Air compressor tank sizes are measured in gallons and will affect the use of some tools. Typically, the more continuous-use air tools, like sanders and grinders, will demand a bigger tank than tools that are used intermittently, like staplers and nail guns. While there’s not any calculation of tool ratings to determine the most appropriate tank size, our general recommendation is to get the largest, practical size of tank you can afford that is available in the CFM and PSI requirements for your uses.
Bigger is better when you take motor strain and condensation into account. An air compressor uses its motor to fill up the tank with compressed air. When it is doing this more often than it was designed for, the motor will burn out quicker, shortening the life of the compressor. The longer the motor can go without switching on again, the less strain on the motor and the better return you’ll get on your investment.
When air is initially compressed, it is hot and holds moisture. If you have an air tank too small for your needs, the compressed air could be used before it has the opportunity to cool down, which causes condensation to build up in your air lines. This can damage your air tools and compressor. Larger tanks and other features such as intercoolers and aftercoolers allow the air to be cooled before flowing through the air line.
- What horsepower (HP) is needed for the motor of your air compressor?

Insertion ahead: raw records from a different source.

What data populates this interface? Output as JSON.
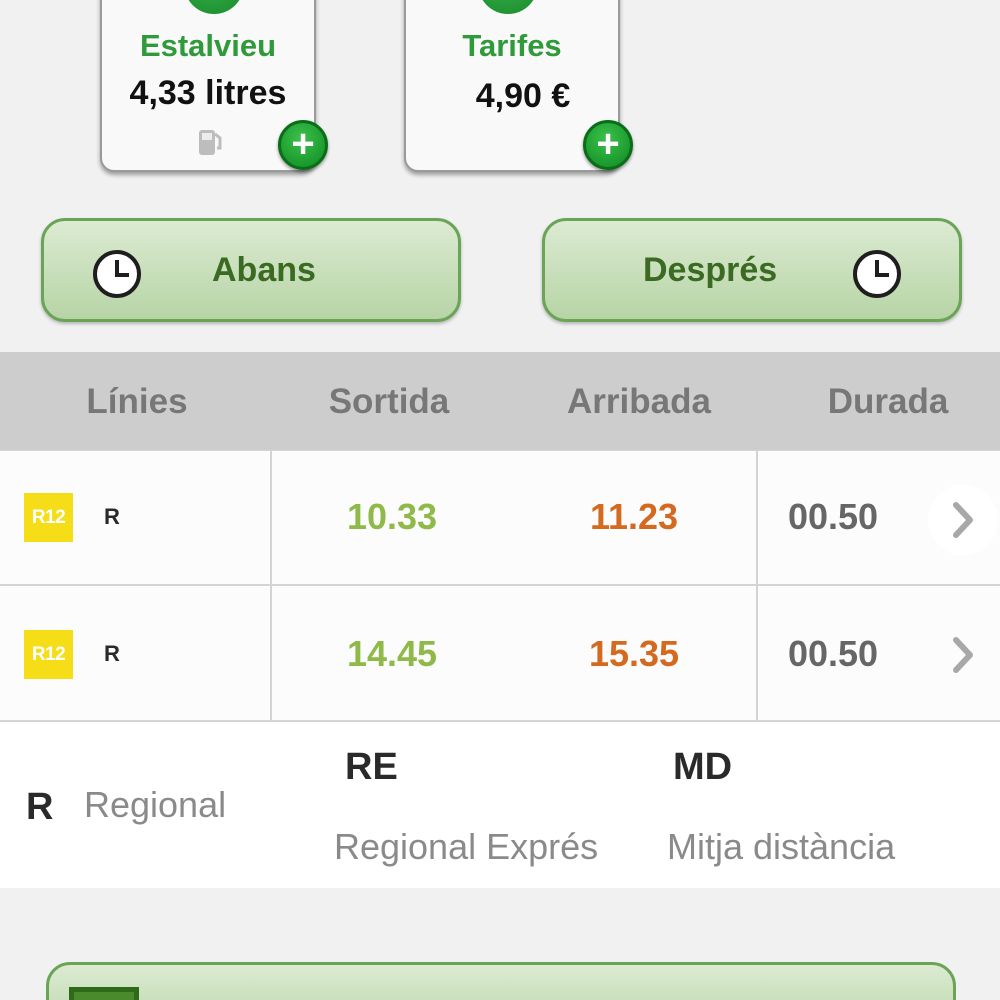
{
  "cards": {
    "savings": {
      "title": "Estalvieu",
      "value": "4,33 litres"
    },
    "fares": {
      "title": "Tarifes",
      "value": "4,90 €"
    }
  },
  "buttons": {
    "before_label": "Abans",
    "after_label": "Després"
  },
  "table": {
    "headers": {
      "lines": "Línies",
      "departure": "Sortida",
      "arrival": "Arribada",
      "duration": "Durada"
    },
    "rows": [
      {
        "line": "R12",
        "type": "R",
        "departure": "10.33",
        "arrival": "11.23",
        "duration": "00.50"
      },
      {
        "line": "R12",
        "type": "R",
        "departure": "14.45",
        "arrival": "15.35",
        "duration": "00.50"
      }
    ]
  },
  "legend": {
    "regional": {
      "code": "R",
      "name": "Regional"
    },
    "regional_express": {
      "code": "RE",
      "name": "Regional Exprés"
    },
    "mid_distance": {
      "code": "MD",
      "name": "Mitja distància"
    }
  },
  "colors": {
    "accent_green": "#2f9a39",
    "departure_time": "#8fba4a",
    "arrival_time": "#d36a1f",
    "line_badge": "#f5dd18"
  },
  "icons": {
    "card_add": "plus-icon",
    "clock": "clock-icon",
    "fuel": "fuel-pump-icon",
    "row_detail": "chevron-right-icon"
  }
}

The HP of a compressor isn’t directly connected to the performance of the air tools or delivery of air, but it is an important factor when deciding on what air compressor to buy. The HP is a rating for the motor or engine’s power. The motor creates the compressed air and delivers it into the tank. The higher the HP, the more efficiently the air tank will be filled, which reduces the recovery time.

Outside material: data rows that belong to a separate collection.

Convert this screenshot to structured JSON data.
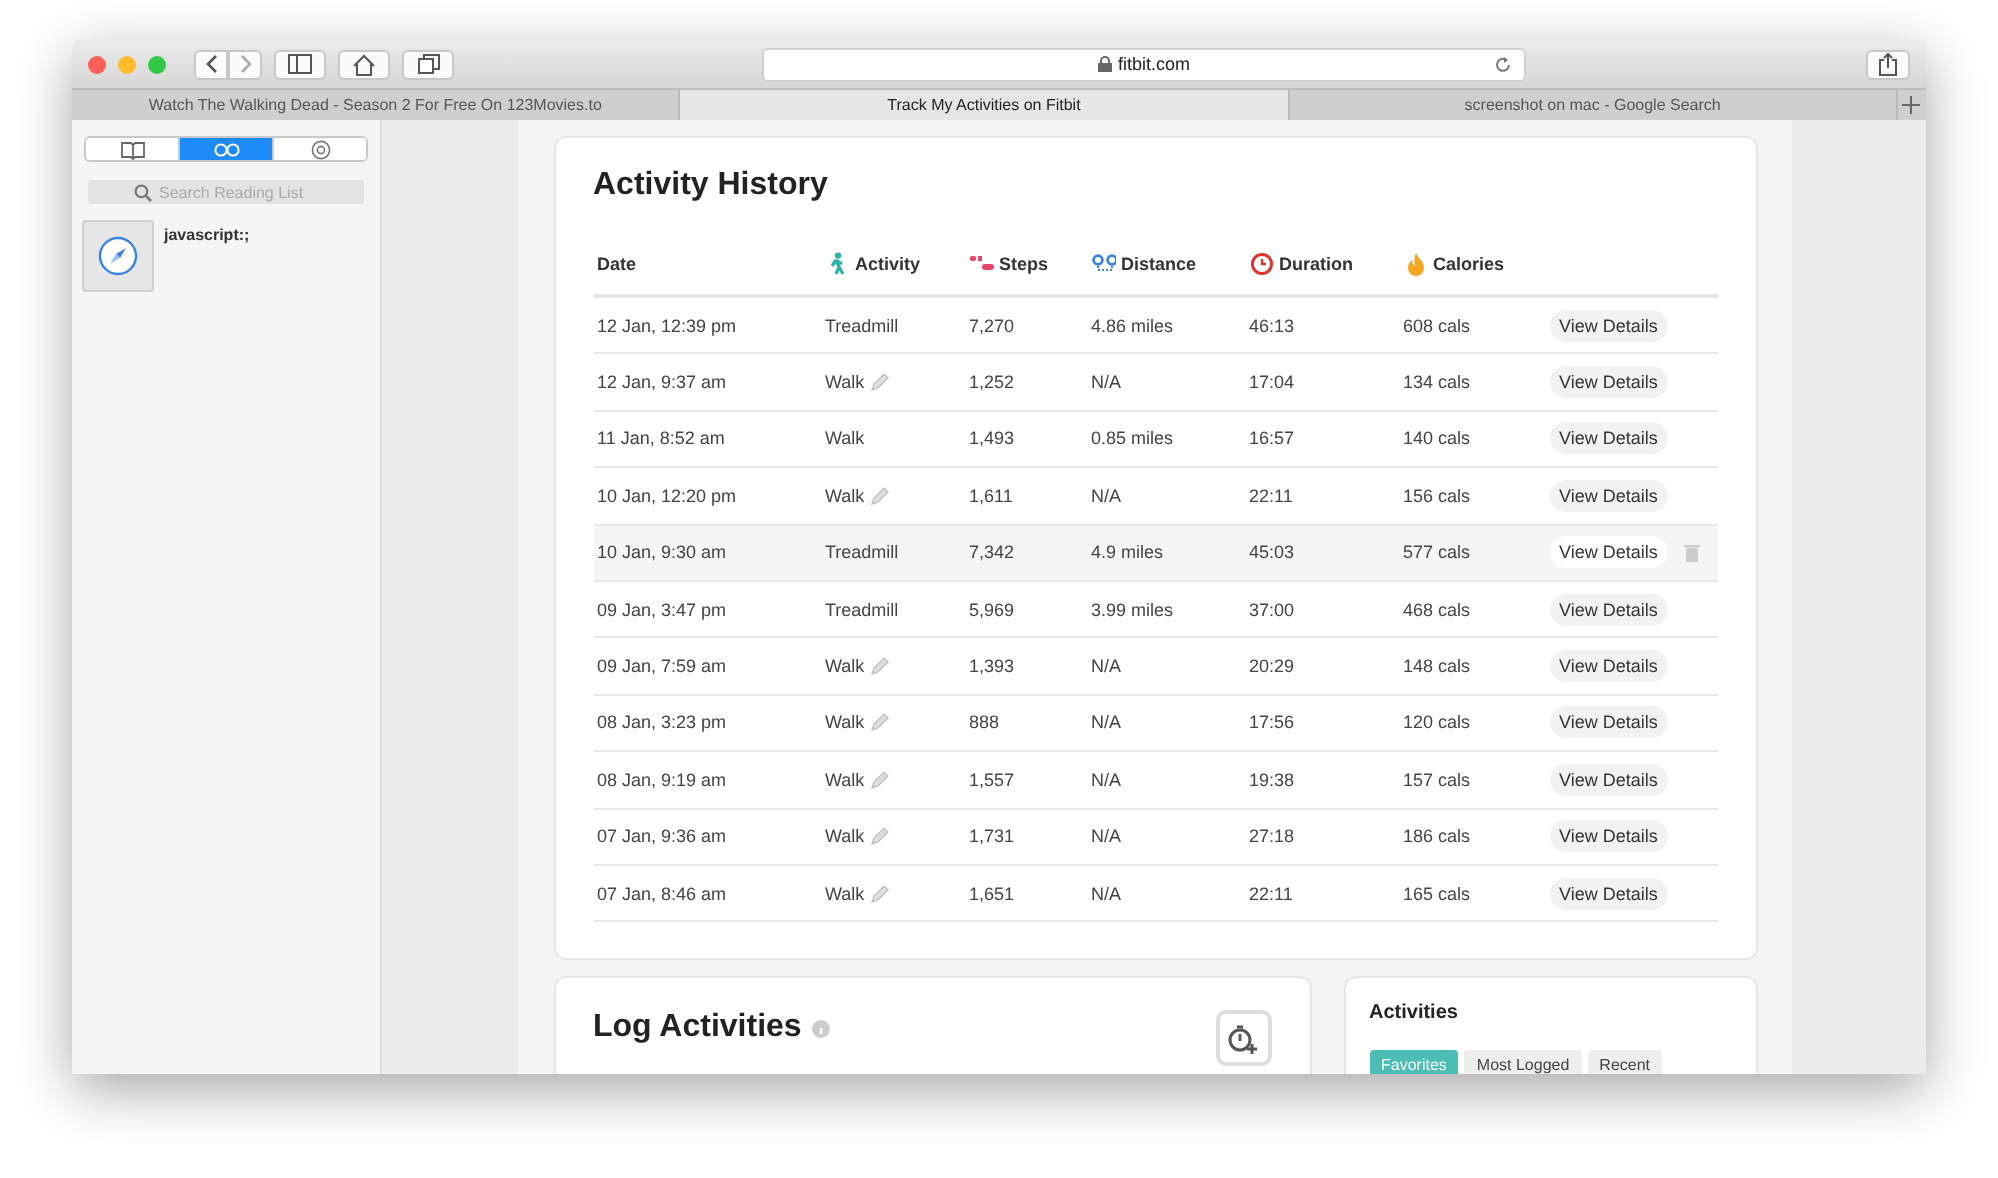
{
  "browser": {
    "address": "fitbit.com",
    "tabs": [
      {
        "label": "Watch The Walking Dead - Season 2 For Free On 123Movies.to",
        "selected": false
      },
      {
        "label": "Track My Activities on Fitbit",
        "selected": true
      },
      {
        "label": "screenshot on mac - Google Search",
        "selected": false
      }
    ]
  },
  "sidebar": {
    "segments": [
      {
        "kind": "book",
        "selected": false
      },
      {
        "kind": "glasses",
        "selected": true
      },
      {
        "kind": "at",
        "selected": false
      }
    ],
    "search": {
      "placeholder": "Search Reading List"
    },
    "items": [
      {
        "title": "javascript:;"
      }
    ]
  },
  "activity_history": {
    "title": "Activity History",
    "columns": [
      {
        "kind": "date",
        "label": "Date"
      },
      {
        "kind": "activity",
        "label": "Activity"
      },
      {
        "kind": "steps",
        "label": "Steps"
      },
      {
        "kind": "distance",
        "label": "Distance"
      },
      {
        "kind": "duration",
        "label": "Duration"
      },
      {
        "kind": "calories",
        "label": "Calories"
      }
    ],
    "rows": [
      {
        "date": "12 Jan, 12:39 pm",
        "activity": "Treadmill",
        "editable": false,
        "steps": "7,270",
        "distance": "4.86 miles",
        "duration": "46:13",
        "calories": "608 cals",
        "button": "View Details",
        "highlighted": false
      },
      {
        "date": "12 Jan, 9:37 am",
        "activity": "Walk",
        "editable": true,
        "steps": "1,252",
        "distance": "N/A",
        "duration": "17:04",
        "calories": "134 cals",
        "button": "View Details",
        "highlighted": false
      },
      {
        "date": "11 Jan, 8:52 am",
        "activity": "Walk",
        "editable": false,
        "steps": "1,493",
        "distance": "0.85 miles",
        "duration": "16:57",
        "calories": "140 cals",
        "button": "View Details",
        "highlighted": false
      },
      {
        "date": "10 Jan, 12:20 pm",
        "activity": "Walk",
        "editable": true,
        "steps": "1,611",
        "distance": "N/A",
        "duration": "22:11",
        "calories": "156 cals",
        "button": "View Details",
        "highlighted": false
      },
      {
        "date": "10 Jan, 9:30 am",
        "activity": "Treadmill",
        "editable": false,
        "steps": "7,342",
        "distance": "4.9 miles",
        "duration": "45:03",
        "calories": "577 cals",
        "button": "View Details",
        "highlighted": true
      },
      {
        "date": "09 Jan, 3:47 pm",
        "activity": "Treadmill",
        "editable": false,
        "steps": "5,969",
        "distance": "3.99 miles",
        "duration": "37:00",
        "calories": "468 cals",
        "button": "View Details",
        "highlighted": false
      },
      {
        "date": "09 Jan, 7:59 am",
        "activity": "Walk",
        "editable": true,
        "steps": "1,393",
        "distance": "N/A",
        "duration": "20:29",
        "calories": "148 cals",
        "button": "View Details",
        "highlighted": false
      },
      {
        "date": "08 Jan, 3:23 pm",
        "activity": "Walk",
        "editable": true,
        "steps": "888",
        "distance": "N/A",
        "duration": "17:56",
        "calories": "120 cals",
        "button": "View Details",
        "highlighted": false
      },
      {
        "date": "08 Jan, 9:19 am",
        "activity": "Walk",
        "editable": true,
        "steps": "1,557",
        "distance": "N/A",
        "duration": "19:38",
        "calories": "157 cals",
        "button": "View Details",
        "highlighted": false
      },
      {
        "date": "07 Jan, 9:36 am",
        "activity": "Walk",
        "editable": true,
        "steps": "1,731",
        "distance": "N/A",
        "duration": "27:18",
        "calories": "186 cals",
        "button": "View Details",
        "highlighted": false
      },
      {
        "date": "07 Jan, 8:46 am",
        "activity": "Walk",
        "editable": true,
        "steps": "1,651",
        "distance": "N/A",
        "duration": "22:11",
        "calories": "165 cals",
        "button": "View Details",
        "highlighted": false
      }
    ]
  },
  "log_activities": {
    "title": "Log Activities"
  },
  "activities_panel": {
    "title": "Activities",
    "tabs": [
      {
        "label": "Favorites",
        "selected": true
      },
      {
        "label": "Most Logged",
        "selected": false
      },
      {
        "label": "Recent",
        "selected": false
      }
    ]
  }
}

Air Compressor Features Explained
When you’ve got all your numbers figured out and have a few good options for an air compressor, you may find that some of the features described are still unclear, making your decision difficult. Below are some of the common air compressor features with a brief explanation.
Belt drive or direct drive: The motor of most rotary screw type air compressors can be either belt driven or direct driven. Direct drive models have the motor directly connected to the crankshaft of the compressor. They have the ability to operate at lower temperatures and high-energy efficiency but are usually more expensive, difficult to maintain and noisier.
Belt-drive compressors have a belt that connects the motor to the air compressor pump with pulleys. They offer greater flexibility to adjust the air flow and pressure as needed. They are also less expensive to purchase, and are easier to install and maintain. These models are not ideal for severe temperatures or harsh conditions.
Auto start/stop or continuous speed or dual control: These features deal with the operation of compressed air production. Auto start/stop means the air compressor is set with a pressure switch that automatically turns the motor on when air is needed and turns it off when the tank is full. Continuous speed is for air compressors that run constantly and will adjust the air flow as the demand requires. Dual control offers the option to set the air compressor to either run in auto start/stop mode or continuous mode as needed.
Cast iron components: Cylinders are fairly standard in air compressor design but you will also notice piston style models with a cast iron crankcase, flywheel, crankshaft or valve seats, all of which add to the durability of the unit.
Vertical or horizontal tanks: Vertical tanks take up less space, which could be a deciding factor for you. The biggest benefit to horizontal tanks is the portability.
ASME parts: These parts or components have met the standards and codes set by the American Society of Mechanical Engineers.
Low oil protection: The air compressor is equipped with technology to shut itself down in the event of low oil levels, preventing downtime and expensive repairs due to low fluid levels.
Ball-valve tank drain: allows safe and easy draining with a simple quarter turn in the tank for frequent removal of any moisture.